Similarly, security was increased at the South African High Commission in Accra, Ghana, after telephoned threats, said Lulama Xingwana, the high commissioner.
Activists in some African countries have also organised protests and called for a boycott of South African goods as South Africa is a powerful trading partner in the region.
Kenmare Resources, a Dublin-based company, said it temporarily repatriated its 62 South African workers at a titanium mine in Mozambique after 'reciprocal unrest' there that stemmed from the South African violence.
The mine's total workforce is nearly 1,400.
The outbreak of violence in South Africa against immigrants has tarnished the reputation of a country that has one of the biggest economies on the continent and has been a destination for people seeking opportunity and an escape from turbulence elsewhere in Africa.
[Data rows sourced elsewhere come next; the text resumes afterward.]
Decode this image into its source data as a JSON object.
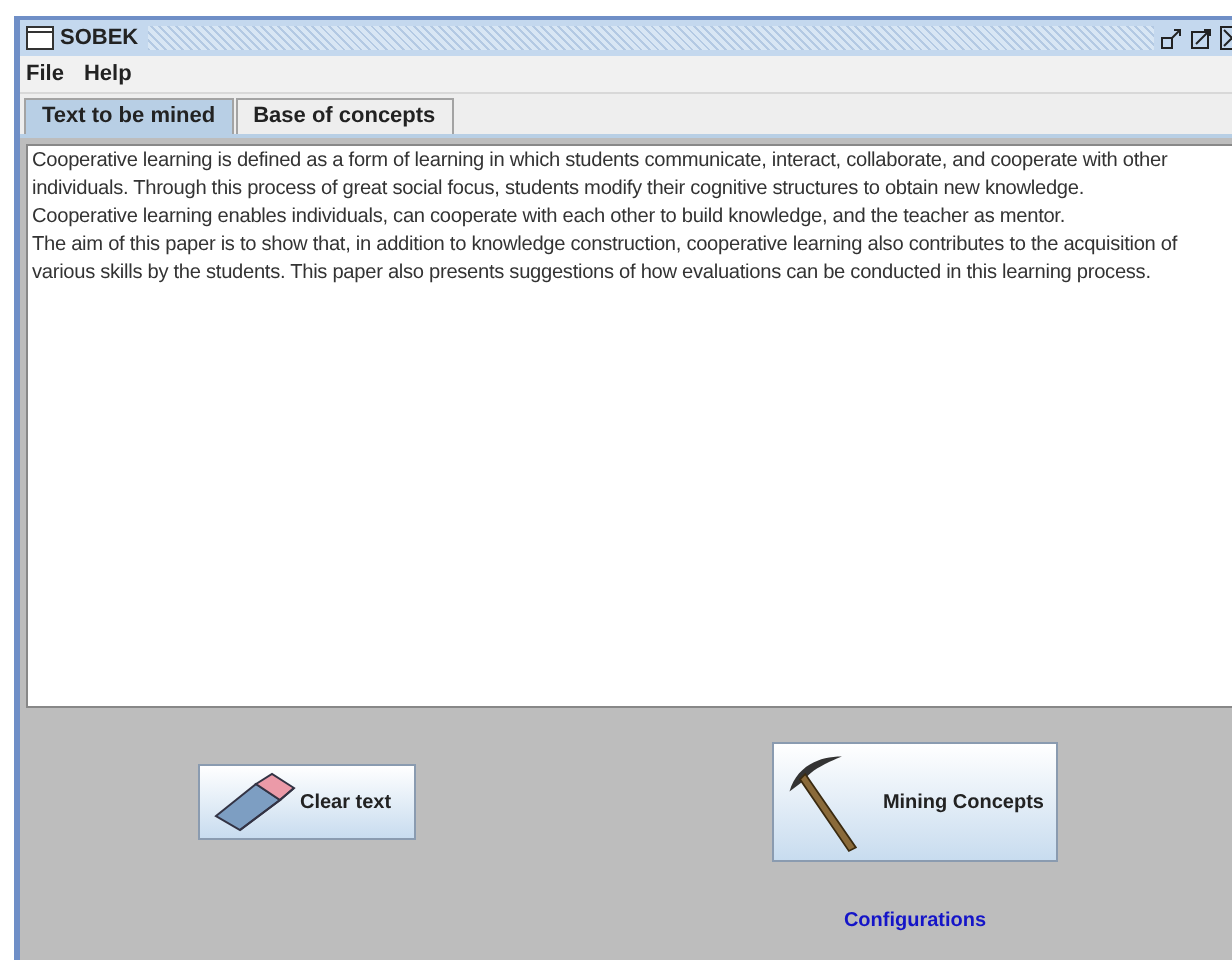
{
  "window": {
    "title": "SOBEK"
  },
  "menu": [
    "File",
    "Help"
  ],
  "tabs": [
    {
      "label": "Text to be mined",
      "selected": true
    },
    {
      "label": "Base of concepts",
      "selected": false
    }
  ],
  "text_area": {
    "paragraphs": [
      "Cooperative learning is defined as a form of learning in which students communicate, interact, collaborate, and cooperate with other individuals. Through this process of great social focus, students modify their cognitive structures to obtain new knowledge.",
      "Cooperative learning enables individuals, can cooperate with each other to build knowledge, and the teacher as mentor.",
      "The aim of this paper is to show that, in addition to knowledge construction, cooperative learning also contributes to the acquisition of various skills by the students. This paper also presents suggestions of how evaluations can be conducted in this learning process."
    ]
  },
  "buttons": {
    "clear": "Clear text",
    "mining": "Mining Concepts"
  },
  "link": "Configurations"
}
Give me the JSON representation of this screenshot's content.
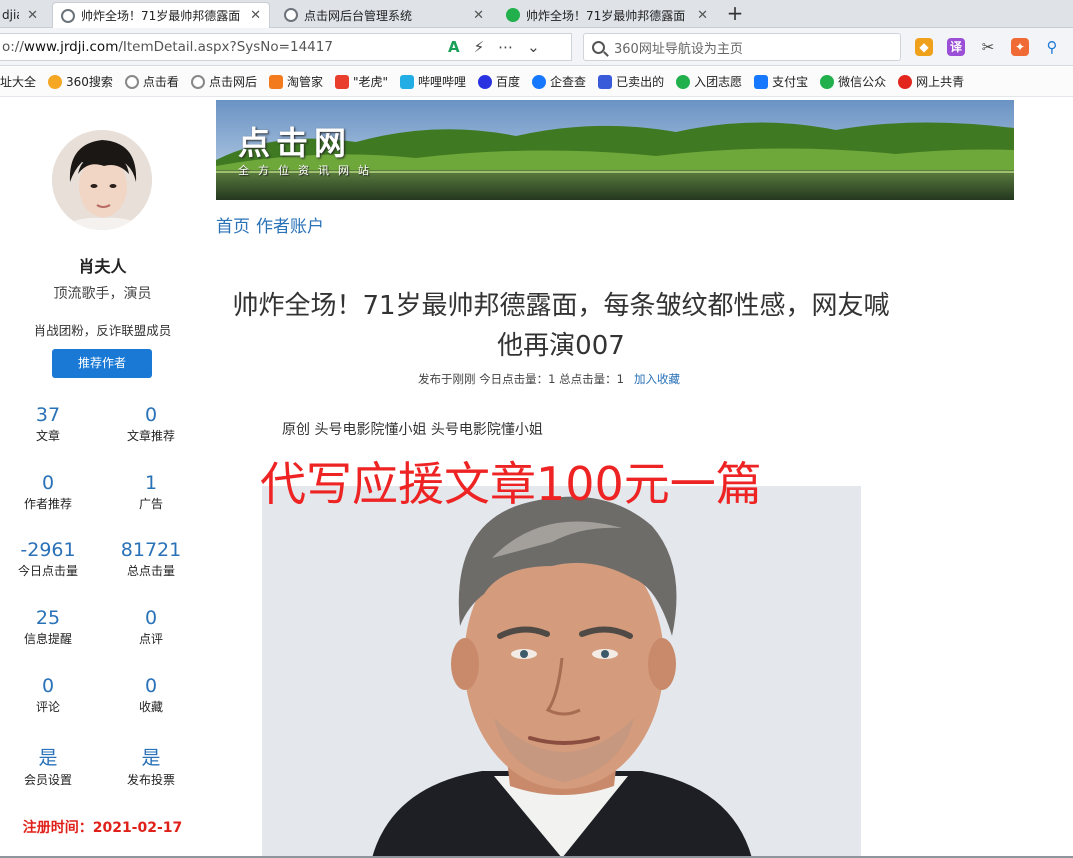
{
  "browser": {
    "tabs": [
      {
        "title": "djia",
        "icon": "globe-icon",
        "active": false
      },
      {
        "title": "帅炸全场！71岁最帅邦德露面",
        "icon": "globe-icon",
        "active": true
      },
      {
        "title": "点击网后台管理系统",
        "icon": "globe-icon",
        "active": false
      },
      {
        "title": "帅炸全场！71岁最帅邦德露面",
        "icon": "wechat-icon",
        "active": false
      }
    ],
    "close_glyph": "✕",
    "new_tab_glyph": "+",
    "url_prefix": "o://",
    "url_host": "www.jrdji.com",
    "url_path": "/ItemDetail.aspx?SysNo=14417",
    "search_placeholder": "360网址导航设为主页",
    "bookmarks": [
      {
        "label": "址大全",
        "icon": "none"
      },
      {
        "label": "360搜索",
        "icon": "360-search-icon",
        "color": "#f5a623"
      },
      {
        "label": "点击看",
        "icon": "globe-icon",
        "color": "#888888"
      },
      {
        "label": "点击网后",
        "icon": "globe-icon",
        "color": "#888888"
      },
      {
        "label": "淘管家",
        "icon": "taoguanjia-icon",
        "color": "#f37b1d"
      },
      {
        "label": "\"老虎\"",
        "icon": "kuaishou-icon",
        "color": "#e83e2b"
      },
      {
        "label": "哔哩哔哩",
        "icon": "bilibili-icon",
        "color": "#23ade5"
      },
      {
        "label": "百度",
        "icon": "baidu-icon",
        "color": "#2932e1"
      },
      {
        "label": "企查查",
        "icon": "qichacha-icon",
        "color": "#1677ff"
      },
      {
        "label": "已卖出的",
        "icon": "taobao-icon",
        "color": "#3a5bd9"
      },
      {
        "label": "入团志愿",
        "icon": "wechat-icon",
        "color": "#21b04b"
      },
      {
        "label": "支付宝",
        "icon": "alipay-icon",
        "color": "#1677ff"
      },
      {
        "label": "微信公众",
        "icon": "wechat-icon",
        "color": "#21b04b"
      },
      {
        "label": "网上共青",
        "icon": "youth-league-icon",
        "color": "#e2261e"
      }
    ]
  },
  "profile": {
    "name": "肖夫人",
    "role": "顶流歌手，演员",
    "motto": "肖战团粉，反诈联盟成员",
    "recommend_button": "推荐作者",
    "stats": [
      {
        "value": "37",
        "label": "文章"
      },
      {
        "value": "0",
        "label": "文章推荐"
      },
      {
        "value": "0",
        "label": "作者推荐"
      },
      {
        "value": "1",
        "label": "广告"
      },
      {
        "value": "-2961",
        "label": "今日点击量"
      },
      {
        "value": "81721",
        "label": "总点击量"
      },
      {
        "value": "25",
        "label": "信息提醒"
      },
      {
        "value": "0",
        "label": "点评"
      },
      {
        "value": "0",
        "label": "评论"
      },
      {
        "value": "0",
        "label": "收藏"
      },
      {
        "value": "是",
        "label": "会员设置"
      },
      {
        "value": "是",
        "label": "发布投票"
      }
    ],
    "registered": "注册时间：2021-02-17"
  },
  "site": {
    "banner_title": "点击网",
    "banner_subtitle": "全方位资讯网站",
    "nav": [
      "首页",
      "作者账户"
    ]
  },
  "article": {
    "title": "帅炸全场！71岁最帅邦德露面，每条皱纹都性感，网友喊他再演007",
    "meta": "发布于刚刚 今日点击量：1 总点击量：1",
    "favorite_link": "加入收藏",
    "source": "原创 头号电影院懂小姐 头号电影院懂小姐",
    "overlay_text": "代写应援文章100元一篇"
  },
  "colors": {
    "link_blue": "#2a72b8",
    "button_blue": "#1b79d6",
    "overlay_red": "#ee2323",
    "register_red": "#e0211a"
  }
}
Horrific pictures released yesterday showed a Mozambican man bleeding to death in a gutter after being savagely attack by a gang who stabbed him with knives and bludgeoned him with a wrench in Alexandra township near Johannesburg.
In a chilling twist the victim was left bleeding to death in a gutter because a medical centre just 300 feet away was closed for the day because the doctor who worked there was also a foreigner and feared becoming a victim of a xenophobic attack himself.
South Africa was also dubbed the 'rainbow nation' for its relatively peaceful transition to democracy after the end of white racist rule in 1994.
Attack: Shocking images capture the moment the armed gang surround Emmanuel Sithole and repeatedly stab him with knives and bludgeon him with a wrench in Alexandra township near Johannesburg
Now the government is struggling to contain negative fallout from attacks on immigrants in some areas of Durban and Johannesburg that killed seven people since the end of March.
Professor Chris Landsberg, an African diplomacy and foreign policy expert at the University of Johannesburg said the South African government should be 'less reactive and more proactive' in dealing with tensions over immigrants.
He said the country should 'be a bit more humble' about its aspirations as a continental leader, adding: 'We are in denial.'
Zulu King Goodwill Zwelithini, an influential figure among the Zulu ethnic group in South Africa, condemned the attacks in a speech Monday at a Durban sports stadium.
His remarks followed allegations that he provoked the violence with reported comments in which he said foreigners should go home.
Doctors tried in vain to save Mr Sithole's life. His cause of death was later established as a direct stab wound to the heart and his identity established from a mobile phone found in his pocket
President Jacob Zuma postponed a ceremony, scheduled for next week, in which the country's highest official honor is bestowed on South Africans and foreigners who have contributed to South Africa, his office said.
The event will be postponed so South Africa can mourn the victims of the anti-immigrant violence, including three South Africans and four foreigners, it said.
The attacks in South Africa stem from a perception that immigrants, many from other African countries, are taking jobs at the expense of South Africans in a country with high unemployment.
Many people have entered South Africa illegally, though the government has said a large number of immigrants are working legally and contributing to economic development.
The violence recalls similar unrest in South Africa in 2008 in which 60 people died. In January this year, four people died during looting of foreign-owned shops in areas of Johannesburg.
The violence is particularly unfortunate because other African nations provided shelter and other aid to South African activists during the battle against white minority rule, said Xingwana, the South African diplomat in Ghana.
'The young people have forgotten the contribution of African countries to South Africa's fight against apartheid and need to be educated on this,' she said.